Stress on joints can occur from congenital abnormalities, abnormal conformation, disease or injury. When any of these occur there can be excessive wearing or the articular surface (cartilage), changes in the underlying bone and thickening of the joint capsule. When all of these are combined, motion can become restricted and even painful.
Mild levels can cause only slight changes with some animals ‘warming out’ of their clinical signs, whereas major abnormalities can render our pets lame and painful and unwilling to move or exercise.

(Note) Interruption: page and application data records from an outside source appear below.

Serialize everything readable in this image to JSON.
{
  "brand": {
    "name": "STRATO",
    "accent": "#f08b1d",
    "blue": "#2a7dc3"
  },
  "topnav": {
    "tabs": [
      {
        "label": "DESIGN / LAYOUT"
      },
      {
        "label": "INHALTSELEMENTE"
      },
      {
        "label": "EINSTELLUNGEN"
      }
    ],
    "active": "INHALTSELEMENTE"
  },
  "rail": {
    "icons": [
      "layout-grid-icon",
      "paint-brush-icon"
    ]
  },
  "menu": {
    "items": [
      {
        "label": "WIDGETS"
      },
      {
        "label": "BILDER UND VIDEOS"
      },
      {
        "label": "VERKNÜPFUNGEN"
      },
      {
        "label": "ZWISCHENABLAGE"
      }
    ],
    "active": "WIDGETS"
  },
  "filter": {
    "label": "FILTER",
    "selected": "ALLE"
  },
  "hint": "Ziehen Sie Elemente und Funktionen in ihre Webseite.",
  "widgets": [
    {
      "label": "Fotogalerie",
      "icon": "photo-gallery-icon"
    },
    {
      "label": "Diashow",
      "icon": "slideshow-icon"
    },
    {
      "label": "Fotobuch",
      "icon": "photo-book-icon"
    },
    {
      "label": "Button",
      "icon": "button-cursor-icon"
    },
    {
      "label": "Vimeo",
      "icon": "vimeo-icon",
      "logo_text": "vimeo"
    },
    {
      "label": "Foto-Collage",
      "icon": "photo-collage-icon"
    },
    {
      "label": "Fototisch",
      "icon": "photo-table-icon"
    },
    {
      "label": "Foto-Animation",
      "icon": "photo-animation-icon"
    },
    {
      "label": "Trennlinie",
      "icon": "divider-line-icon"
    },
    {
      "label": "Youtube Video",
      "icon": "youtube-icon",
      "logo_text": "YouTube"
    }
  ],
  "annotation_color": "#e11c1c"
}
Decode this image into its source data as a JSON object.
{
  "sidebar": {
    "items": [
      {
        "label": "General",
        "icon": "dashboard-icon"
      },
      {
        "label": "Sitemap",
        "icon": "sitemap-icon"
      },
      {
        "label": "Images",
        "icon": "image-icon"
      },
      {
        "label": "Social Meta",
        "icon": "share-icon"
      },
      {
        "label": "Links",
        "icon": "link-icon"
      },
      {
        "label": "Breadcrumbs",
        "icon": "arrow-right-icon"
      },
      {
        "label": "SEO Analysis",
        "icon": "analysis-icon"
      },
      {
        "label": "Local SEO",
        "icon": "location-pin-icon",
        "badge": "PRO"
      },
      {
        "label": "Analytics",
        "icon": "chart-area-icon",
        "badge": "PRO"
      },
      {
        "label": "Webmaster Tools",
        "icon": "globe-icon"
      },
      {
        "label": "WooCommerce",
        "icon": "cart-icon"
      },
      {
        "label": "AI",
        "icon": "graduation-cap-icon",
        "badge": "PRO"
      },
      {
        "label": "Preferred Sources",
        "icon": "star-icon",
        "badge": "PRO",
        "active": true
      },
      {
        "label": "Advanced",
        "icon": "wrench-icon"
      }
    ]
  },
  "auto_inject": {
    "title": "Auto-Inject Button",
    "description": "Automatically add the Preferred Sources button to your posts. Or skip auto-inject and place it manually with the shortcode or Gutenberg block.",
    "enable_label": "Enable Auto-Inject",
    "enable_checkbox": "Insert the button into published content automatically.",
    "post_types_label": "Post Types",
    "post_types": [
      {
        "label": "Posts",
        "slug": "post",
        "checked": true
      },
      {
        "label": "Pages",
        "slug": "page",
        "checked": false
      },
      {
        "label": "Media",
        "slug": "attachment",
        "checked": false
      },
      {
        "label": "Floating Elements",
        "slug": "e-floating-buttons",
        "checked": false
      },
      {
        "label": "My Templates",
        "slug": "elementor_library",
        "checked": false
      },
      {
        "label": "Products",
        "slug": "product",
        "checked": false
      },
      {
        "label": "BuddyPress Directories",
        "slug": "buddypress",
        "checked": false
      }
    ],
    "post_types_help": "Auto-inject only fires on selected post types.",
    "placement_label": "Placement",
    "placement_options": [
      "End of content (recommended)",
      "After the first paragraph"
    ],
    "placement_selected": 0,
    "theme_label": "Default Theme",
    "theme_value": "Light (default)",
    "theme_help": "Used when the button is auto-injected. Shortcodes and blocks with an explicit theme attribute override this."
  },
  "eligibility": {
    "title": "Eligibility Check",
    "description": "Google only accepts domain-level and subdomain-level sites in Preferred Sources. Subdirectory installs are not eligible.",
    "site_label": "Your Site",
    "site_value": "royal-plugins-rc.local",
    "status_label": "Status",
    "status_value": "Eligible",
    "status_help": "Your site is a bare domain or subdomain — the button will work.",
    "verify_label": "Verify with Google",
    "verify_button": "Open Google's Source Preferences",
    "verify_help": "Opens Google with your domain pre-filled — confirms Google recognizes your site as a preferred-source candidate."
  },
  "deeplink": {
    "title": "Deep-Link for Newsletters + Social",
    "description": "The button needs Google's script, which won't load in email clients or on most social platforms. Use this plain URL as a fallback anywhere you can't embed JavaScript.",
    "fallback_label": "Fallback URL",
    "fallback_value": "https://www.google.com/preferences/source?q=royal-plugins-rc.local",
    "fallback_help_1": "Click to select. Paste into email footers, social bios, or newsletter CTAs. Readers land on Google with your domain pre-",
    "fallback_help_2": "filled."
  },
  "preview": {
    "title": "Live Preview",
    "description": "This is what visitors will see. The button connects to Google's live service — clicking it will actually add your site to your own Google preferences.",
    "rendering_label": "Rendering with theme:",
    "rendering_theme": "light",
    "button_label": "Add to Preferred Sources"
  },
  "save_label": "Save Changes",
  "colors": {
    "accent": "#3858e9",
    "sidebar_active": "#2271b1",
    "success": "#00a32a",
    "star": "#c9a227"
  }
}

Most cases are gradual in onset but should not be confused with other ailments that can cause our pets to slow up. If you are concerned your pet might be getting slower in their old age always get them thoroughly checked out first to ensure other disease processes aren’t responsible for their signs. A thorough history and physical examination can usually locate sore joints but radiographs (x-rays) are sometimes required to confirm the diagnosis and assess the severity of changes. That way we can get a better idea of treatment options that may be available to your pet. Sometimes a simple blood test or urinalysis will be performed before you pet starts on some medications.
Just like in human medicine there are a multitude of drugs (western/ancient and even herbal) that can be used to alleviate the signs of arthritis. Medications can be used to reduce joint swelling and inflammatory mediators, help repair joint cartilage and ensure healthy joint fluid. Acupuncture is also being used with positive results in many animals suffering with arthritis. All of these can help to make a joint less painful and move more effortlessly.
Simple things that can be done at home if arthritis is causing a problem in your beloved pet are to:
- Ensure bedding is soft, supportive and raise off cool flooring
- Ensure that controlled exercise is encouraged if able- i.e. swimming, lead walks etc.
- Ensure your pet is within an adequate weight range for their breed- this could mean some simple dieting that will make your pets life more enjoyable.
If any of the above clinical signs sounds like your pet- a trip to your local vet sounds in order. Like most things ‘prevention is always better than a cure’ and getting your pet on the right medication earlier can improve their overall outcome. Not to mention ensure that other disease processes aren’t the cause behind a slowing pooch or feline friend.